Website and app data records
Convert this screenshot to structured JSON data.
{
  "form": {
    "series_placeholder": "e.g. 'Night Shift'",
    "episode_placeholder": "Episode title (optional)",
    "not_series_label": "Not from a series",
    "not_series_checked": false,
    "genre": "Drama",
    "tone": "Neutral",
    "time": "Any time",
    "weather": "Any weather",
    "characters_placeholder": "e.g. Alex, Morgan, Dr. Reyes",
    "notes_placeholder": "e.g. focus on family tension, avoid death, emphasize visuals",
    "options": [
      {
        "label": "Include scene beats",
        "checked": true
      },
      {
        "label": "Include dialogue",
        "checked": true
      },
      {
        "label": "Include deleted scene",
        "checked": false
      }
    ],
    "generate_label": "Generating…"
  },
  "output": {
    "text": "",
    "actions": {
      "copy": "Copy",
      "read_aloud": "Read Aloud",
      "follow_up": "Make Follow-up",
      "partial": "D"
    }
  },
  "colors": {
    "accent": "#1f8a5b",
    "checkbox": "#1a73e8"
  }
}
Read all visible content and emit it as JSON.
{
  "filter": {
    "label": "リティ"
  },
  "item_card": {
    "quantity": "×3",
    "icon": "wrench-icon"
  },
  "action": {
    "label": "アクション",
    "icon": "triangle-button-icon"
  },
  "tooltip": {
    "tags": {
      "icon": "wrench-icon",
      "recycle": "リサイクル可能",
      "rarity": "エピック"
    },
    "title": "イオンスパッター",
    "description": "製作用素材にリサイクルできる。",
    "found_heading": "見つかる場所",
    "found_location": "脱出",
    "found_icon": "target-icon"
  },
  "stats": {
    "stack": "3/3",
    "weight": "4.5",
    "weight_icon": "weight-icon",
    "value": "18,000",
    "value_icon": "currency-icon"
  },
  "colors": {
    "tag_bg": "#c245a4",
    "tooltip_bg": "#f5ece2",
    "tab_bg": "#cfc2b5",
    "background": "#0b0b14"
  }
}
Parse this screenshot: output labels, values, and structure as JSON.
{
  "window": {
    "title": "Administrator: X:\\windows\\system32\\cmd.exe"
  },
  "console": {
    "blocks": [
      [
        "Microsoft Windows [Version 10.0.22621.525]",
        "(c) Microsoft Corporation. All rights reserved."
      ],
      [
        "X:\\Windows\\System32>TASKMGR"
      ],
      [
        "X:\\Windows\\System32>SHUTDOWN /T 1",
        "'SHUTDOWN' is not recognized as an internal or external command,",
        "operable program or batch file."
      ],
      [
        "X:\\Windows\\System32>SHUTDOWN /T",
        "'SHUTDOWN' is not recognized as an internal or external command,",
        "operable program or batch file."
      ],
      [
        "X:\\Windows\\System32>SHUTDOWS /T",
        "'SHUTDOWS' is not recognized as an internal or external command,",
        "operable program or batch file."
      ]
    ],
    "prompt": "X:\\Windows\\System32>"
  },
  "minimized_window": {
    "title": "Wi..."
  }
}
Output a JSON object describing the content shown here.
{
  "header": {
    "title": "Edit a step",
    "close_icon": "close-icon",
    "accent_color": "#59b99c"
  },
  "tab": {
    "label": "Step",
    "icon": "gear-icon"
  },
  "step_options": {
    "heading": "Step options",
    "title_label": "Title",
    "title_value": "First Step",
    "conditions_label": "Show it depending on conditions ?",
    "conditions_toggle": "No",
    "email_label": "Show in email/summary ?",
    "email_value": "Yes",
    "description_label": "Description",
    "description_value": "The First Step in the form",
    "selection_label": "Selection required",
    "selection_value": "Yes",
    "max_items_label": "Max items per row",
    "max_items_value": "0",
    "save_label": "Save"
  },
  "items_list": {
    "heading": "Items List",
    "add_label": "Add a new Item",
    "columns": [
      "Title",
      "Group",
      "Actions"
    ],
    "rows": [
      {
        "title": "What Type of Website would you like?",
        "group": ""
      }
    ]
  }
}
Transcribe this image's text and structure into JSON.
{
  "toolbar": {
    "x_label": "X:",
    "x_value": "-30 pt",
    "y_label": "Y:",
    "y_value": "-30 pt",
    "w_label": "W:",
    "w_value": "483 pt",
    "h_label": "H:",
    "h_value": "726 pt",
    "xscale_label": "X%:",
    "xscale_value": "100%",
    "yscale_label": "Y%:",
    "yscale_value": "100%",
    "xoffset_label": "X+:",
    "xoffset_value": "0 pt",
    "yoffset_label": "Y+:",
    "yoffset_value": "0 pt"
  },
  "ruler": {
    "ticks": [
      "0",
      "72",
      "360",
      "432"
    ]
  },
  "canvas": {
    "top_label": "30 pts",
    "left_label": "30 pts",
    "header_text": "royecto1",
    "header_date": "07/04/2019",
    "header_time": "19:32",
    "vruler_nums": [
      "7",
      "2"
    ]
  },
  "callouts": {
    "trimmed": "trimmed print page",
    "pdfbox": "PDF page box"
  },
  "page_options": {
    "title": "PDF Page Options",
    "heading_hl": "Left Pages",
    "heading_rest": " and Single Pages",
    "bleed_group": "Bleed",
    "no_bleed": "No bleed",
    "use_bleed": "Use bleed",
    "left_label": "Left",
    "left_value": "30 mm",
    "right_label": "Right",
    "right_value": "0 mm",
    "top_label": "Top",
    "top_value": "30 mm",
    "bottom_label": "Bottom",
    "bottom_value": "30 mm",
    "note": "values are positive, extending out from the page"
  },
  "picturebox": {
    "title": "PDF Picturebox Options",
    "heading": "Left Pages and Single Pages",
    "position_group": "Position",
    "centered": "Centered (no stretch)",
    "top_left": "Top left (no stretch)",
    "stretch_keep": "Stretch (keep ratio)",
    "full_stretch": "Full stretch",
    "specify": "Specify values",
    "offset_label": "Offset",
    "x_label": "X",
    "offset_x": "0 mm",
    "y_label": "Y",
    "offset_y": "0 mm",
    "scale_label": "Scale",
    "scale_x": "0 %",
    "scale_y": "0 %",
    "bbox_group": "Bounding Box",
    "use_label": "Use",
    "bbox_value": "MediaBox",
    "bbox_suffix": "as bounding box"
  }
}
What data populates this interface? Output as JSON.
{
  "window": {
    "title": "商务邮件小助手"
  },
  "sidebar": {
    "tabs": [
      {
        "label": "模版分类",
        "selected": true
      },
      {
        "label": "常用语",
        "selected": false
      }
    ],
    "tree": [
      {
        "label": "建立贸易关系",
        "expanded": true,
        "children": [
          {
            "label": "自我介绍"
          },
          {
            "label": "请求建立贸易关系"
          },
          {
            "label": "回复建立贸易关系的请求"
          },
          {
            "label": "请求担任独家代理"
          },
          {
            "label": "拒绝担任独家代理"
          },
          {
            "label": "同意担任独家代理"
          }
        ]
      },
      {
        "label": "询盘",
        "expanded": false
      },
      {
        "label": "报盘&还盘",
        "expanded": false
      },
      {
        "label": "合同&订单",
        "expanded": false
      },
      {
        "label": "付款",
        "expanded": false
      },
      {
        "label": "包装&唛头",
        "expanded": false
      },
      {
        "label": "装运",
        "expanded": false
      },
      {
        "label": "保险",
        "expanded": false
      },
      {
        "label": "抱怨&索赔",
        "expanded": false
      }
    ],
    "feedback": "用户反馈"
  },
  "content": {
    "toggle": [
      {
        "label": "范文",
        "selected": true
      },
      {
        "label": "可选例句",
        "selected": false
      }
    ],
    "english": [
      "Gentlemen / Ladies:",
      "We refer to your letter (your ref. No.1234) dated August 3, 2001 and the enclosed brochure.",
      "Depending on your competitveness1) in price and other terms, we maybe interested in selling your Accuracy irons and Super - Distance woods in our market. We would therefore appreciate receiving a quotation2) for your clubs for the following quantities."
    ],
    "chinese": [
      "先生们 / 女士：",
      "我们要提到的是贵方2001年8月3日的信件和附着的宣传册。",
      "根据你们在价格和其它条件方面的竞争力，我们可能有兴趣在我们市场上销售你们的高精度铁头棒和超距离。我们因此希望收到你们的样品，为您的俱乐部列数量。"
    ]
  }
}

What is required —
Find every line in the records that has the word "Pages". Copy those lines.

Response —
    "heading_hl": "Left Pages",
    "heading_rest": " and Single Pages",
    "heading": "Left Pages and Single Pages",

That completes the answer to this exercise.